Working with people I love because of their endless creativity and determination is a great reward for my own dedication to the craft of writing. I'm patting myself on the back right now. And nothing ever deters me from writing -- neither snow, nor sleet, etc.
I will be interviewing the Puerto Rican poet/performer/playwright Tato Laviera tonight and the social analyst and comedian Chris Rock for the Latino Rebels, a group of which I'm proud to be a part and we have many great projects in the works but they're hush hush. Say no more.
Existential and meaningless observations
Creativity. What it is ...what it is ...what it is
Creativity is an odd thing and I wonder if some are incapable of being creative or if it is a matter of some genes missing or some genes you never tried on. Listening to a person tell a story recently in a monotone drone of a voice with an occasional higher pitch possibly meant to startle listeners awake, I drifted. I relocated to a deserted island, and there, on the sand, I sat in a slightly frayed white sundress with makeshift pick in hand opening my first coconut of the day -- prepared to make the most of it: drink the coconut water and use the pulp to make candy once I could find a stove and convert it from electric to solar-powered. Just as I was about to take my first sip from the coconut, the talker's voice made the last descent, a dip in tone to announce the punch line or point of the story was here at last. I squatted on the sand of my imaginary island, imaginary coconut in hand, and waited. The end was as dull as the telling.
Why was the story boring?

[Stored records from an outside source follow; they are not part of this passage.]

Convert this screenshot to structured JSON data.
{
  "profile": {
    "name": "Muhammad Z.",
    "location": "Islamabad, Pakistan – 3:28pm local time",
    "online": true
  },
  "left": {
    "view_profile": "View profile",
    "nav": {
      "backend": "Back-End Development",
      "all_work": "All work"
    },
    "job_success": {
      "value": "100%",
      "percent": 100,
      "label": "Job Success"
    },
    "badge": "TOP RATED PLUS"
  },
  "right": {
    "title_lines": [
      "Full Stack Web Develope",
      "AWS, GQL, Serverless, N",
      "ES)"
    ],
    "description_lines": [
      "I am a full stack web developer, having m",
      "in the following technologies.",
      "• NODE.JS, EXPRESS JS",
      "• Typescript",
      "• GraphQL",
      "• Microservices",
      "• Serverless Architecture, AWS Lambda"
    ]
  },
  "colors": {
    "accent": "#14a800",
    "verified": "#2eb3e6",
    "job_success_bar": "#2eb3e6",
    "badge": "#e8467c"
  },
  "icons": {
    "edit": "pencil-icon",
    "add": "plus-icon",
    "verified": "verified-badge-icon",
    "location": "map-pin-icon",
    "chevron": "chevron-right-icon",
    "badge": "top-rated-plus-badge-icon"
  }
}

There were no interesting details or events -- a lot of 'he said,' 'she said,' 'and then.'
It was just an attempt to keep my gaze fixed on him.
In winter, it's the commoners portal and in summer, Dante's Inferno
We can thank the MTA for the daily inexplicable stench, wildly varying temperatures and the early morning commute in which the guy next to you may be dressed in a hefty bag and emitting the heavy perfume of excrement, urine and untended to old wounds. In an attempt to keep the homeless from sleeping on trains overnight, the MTA turns up the air conditioning and the homeless wear more hefty bags.
God's interior decorators and the tunnels of life
The Pray sticker is situated in a place that makes you wonder how it got there -- right in the middle of the wall behind the train.
Did someone wait for the train to stop between stations to dangle between and slap it on?
Was it during the slow overnight hours when trains rarely pass when someone had the guts, nerve or was crazy enough to climb onto the tracks?
A group of tourists jerk their heads to the left to see where the most lethargic version of Great Balls of Fire is coming from?
I walk quickly through the Dante's Inferno tunnel --boiling hot in summer and gulag-cold in winter, and there on his morning shift, stands the Black guitarist in a dashiki who does atonal renditions of Beatles songs six days a week or maybe seven. He smiles at everyone and people sing along - trying to show him, in a gentle way, what the songs would sound like in the right key.
Everyone is patient today with each other's rendition of life.